With a per incident deductible, you must pay the deductible once per illness or injury. This means that even if you require multiple services for one incident, you only pay the deductible once. For example, if you get the flu and visit a doctor, who prescribes you medications, you only have to satisfy the deductible once for the insurance company to cover both the doctor visit and the prescribed medications.
Deductible per policy period, or annual deductible, requires that you satisfy the deductible once for the duration your policy is in effect, up to one year. A policy period that exceeds one year requires that you pay the deductible again after the one-year mark. This means that no matter how many incidents happen over the course of your policy period, you only have to satisfy the deductible once.
Deductible and Premium
The deductible you choose affects your policy premium. The policy premium is what you pay to purchase a plan. If you select a high deductible, your premium may be very low. If you select a low deductible, your premium will be more expensive. Some buyers may be inclined to go with a high deductible to lower their policy cost, but this may not be the best idea as a high deductible means you may pay much more if you end up having to use your insurance.
For example, with a $500 deductible, the premium may be $400 for one month. If that deductible is reduced to $250, the premium increases to $455. It is recommended to choose the lower deductible; the $55 difference in premium cost is not as significant as the $250 savings in the case that you need to use the plan benefits.
Which Deductible Should I Choose?
You should choose a deductible that you are comfortable with, but remember that choosing a higher deductible to lower your premium will have you paying more when you need to use your policy benefits because deductible is one of the factors that affect the cost of visitors insurance. When purchasing visitors insurance, most buyers select a deductible between $250 and $500 for comprehensive insurance plans and a $50 deductible for limited insurance plans.
It is advised not to select a $0 deductible. The premium will be very high, and you may not even end up using the insurance.

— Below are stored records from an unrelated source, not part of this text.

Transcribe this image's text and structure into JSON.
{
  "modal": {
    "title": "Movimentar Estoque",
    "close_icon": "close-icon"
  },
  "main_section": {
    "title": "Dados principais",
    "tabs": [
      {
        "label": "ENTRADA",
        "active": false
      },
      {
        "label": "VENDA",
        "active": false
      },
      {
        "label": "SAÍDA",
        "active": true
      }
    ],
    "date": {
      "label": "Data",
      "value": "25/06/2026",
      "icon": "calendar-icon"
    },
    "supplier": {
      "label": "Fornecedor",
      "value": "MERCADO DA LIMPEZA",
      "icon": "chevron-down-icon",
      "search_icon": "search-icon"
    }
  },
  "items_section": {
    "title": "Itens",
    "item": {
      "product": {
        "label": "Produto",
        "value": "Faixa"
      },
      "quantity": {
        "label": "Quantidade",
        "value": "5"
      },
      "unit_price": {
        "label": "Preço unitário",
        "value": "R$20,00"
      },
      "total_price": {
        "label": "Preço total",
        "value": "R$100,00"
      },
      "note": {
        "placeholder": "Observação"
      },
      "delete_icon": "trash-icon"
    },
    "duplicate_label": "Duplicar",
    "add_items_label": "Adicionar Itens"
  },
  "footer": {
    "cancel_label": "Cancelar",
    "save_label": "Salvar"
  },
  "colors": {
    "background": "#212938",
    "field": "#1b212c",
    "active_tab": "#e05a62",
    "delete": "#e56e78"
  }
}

Remember, the deductible only applies if you use your insurance. If you never need to use your visitors insurance policy, you will not need to satisfy the deductible. Only when you require treatment will it be necessary to satisfy the deductible.